Kennedy
Courtesy HII

Published Feb 26, 2024 3:15 PM by The Maritime Executive

Huntington Ingalls' Newport News Shipbuilding has begun testing the catapults aboard the carrier USS John F. Kennedy, the second Ford-class ship. 

The carrier is built around a set of electromagnetically-powered launch catapults, which are fundamentally different from the steam-powered systems found aboard all previous CATOBAR carrier designs. The commissioning and testing of these brand new devices caused protracted delays for the first-in-class USS Gerald R. Ford, but they are now fulfilling their mission as designed, according to the Ford's crew. 

Kennedy's installation benefits from Ford's earlier shakedown experience, and the topside testing for the catapults is now under way. Newport News' staff have completed no-load tests on the bow catapults, and the team is now in the process of "dead-load" testing - that is, throwing wheeled weights off the deck and into the James River. 

Each test car weighs up to 80,000 pounds to simulate the loaded aircraft that Kennedy will one day send skyward. The cars can reach up to 150 miles an hour before flying off the bow and into the water. (At least one skipped off the surface before splashing down again.)  

After each set of shots, the test weights are pulled back out of the river so that they can be relaunched. As the cars are a symbol of the carrier's near-completion, thousands of yard workers and their family members signed the weights with messages of congratulations, HII said. 

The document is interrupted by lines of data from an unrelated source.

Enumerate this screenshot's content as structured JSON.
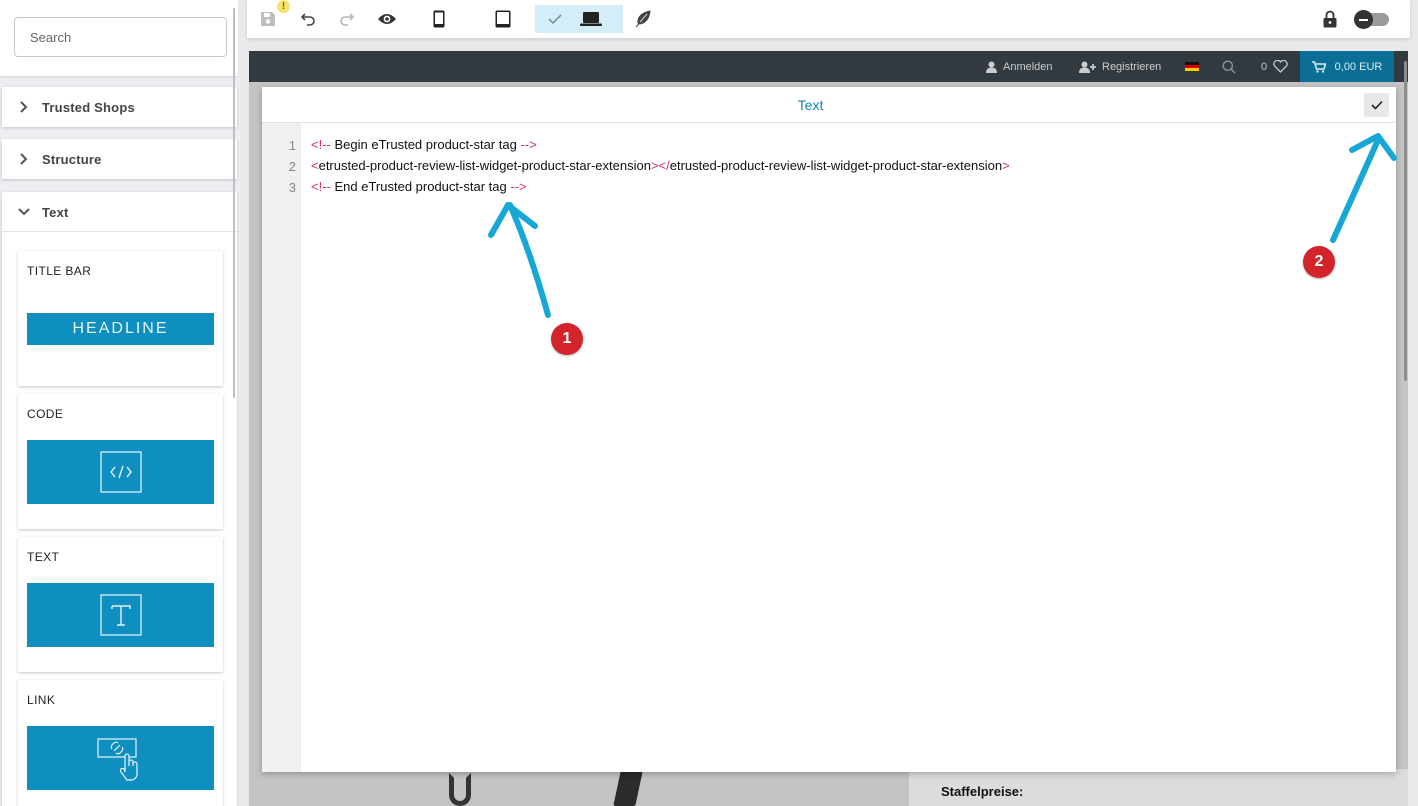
{
  "sidebar": {
    "search": {
      "placeholder": "Search",
      "value": ""
    },
    "sections": [
      {
        "label": "Trusted Shops",
        "expanded": false
      },
      {
        "label": "Structure",
        "expanded": false
      },
      {
        "label": "Text",
        "expanded": true
      }
    ],
    "widgets": [
      {
        "title": "TITLE BAR",
        "preview_text": "HEADLINE",
        "icon": "headline-icon"
      },
      {
        "title": "CODE",
        "icon": "code-icon"
      },
      {
        "title": "TEXT",
        "icon": "text-t-icon"
      },
      {
        "title": "LINK",
        "icon": "link-hand-icon"
      }
    ]
  },
  "toolbar": {
    "icons": [
      "save-icon",
      "undo-icon",
      "redo-icon",
      "eye-icon",
      "mobile-icon",
      "tablet-icon",
      "check-icon",
      "laptop-icon",
      "feather-icon",
      "lock-icon"
    ],
    "warning_badge": "!",
    "active_view": "desktop",
    "accent_color": "#d4eef7"
  },
  "shop": {
    "header": {
      "login": "Anmelden",
      "register": "Registrieren",
      "wishlist_count": "0",
      "cart_total": "0,00 EUR"
    },
    "staffelpreise": "Staffelpreise:"
  },
  "editor": {
    "title": "Text",
    "line_numbers": [
      "1",
      "2",
      "3"
    ],
    "lines": [
      [
        {
          "cls": "tk-cmt",
          "t": "<!-- "
        },
        {
          "cls": "tk-txt",
          "t": "Begin eTrusted product-star tag"
        },
        {
          "cls": "tk-cmt",
          "t": " -->"
        }
      ],
      [
        {
          "cls": "tk-cmt",
          "t": "<"
        },
        {
          "cls": "tk-txt",
          "t": "etrusted-product-review-list-widget-product-star-extension"
        },
        {
          "cls": "tk-cmt",
          "t": "></"
        },
        {
          "cls": "tk-txt",
          "t": "etrusted-product-review-list-widget-product-star-extension"
        },
        {
          "cls": "tk-cmt",
          "t": ">"
        }
      ],
      [
        {
          "cls": "tk-cmt",
          "t": "<!-- "
        },
        {
          "cls": "tk-txt",
          "t": "End eTrusted product-star tag"
        },
        {
          "cls": "tk-cmt",
          "t": " -->"
        }
      ]
    ]
  },
  "annotations": {
    "markers": [
      "1",
      "2"
    ],
    "arrow_color": "#17a7d6",
    "marker_color": "#d3232b"
  }
}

"Reaching the dead load testing phase is a visual demonstration of how far we’ve come,” said Lucas Hicks, vice president for the Kennedy program.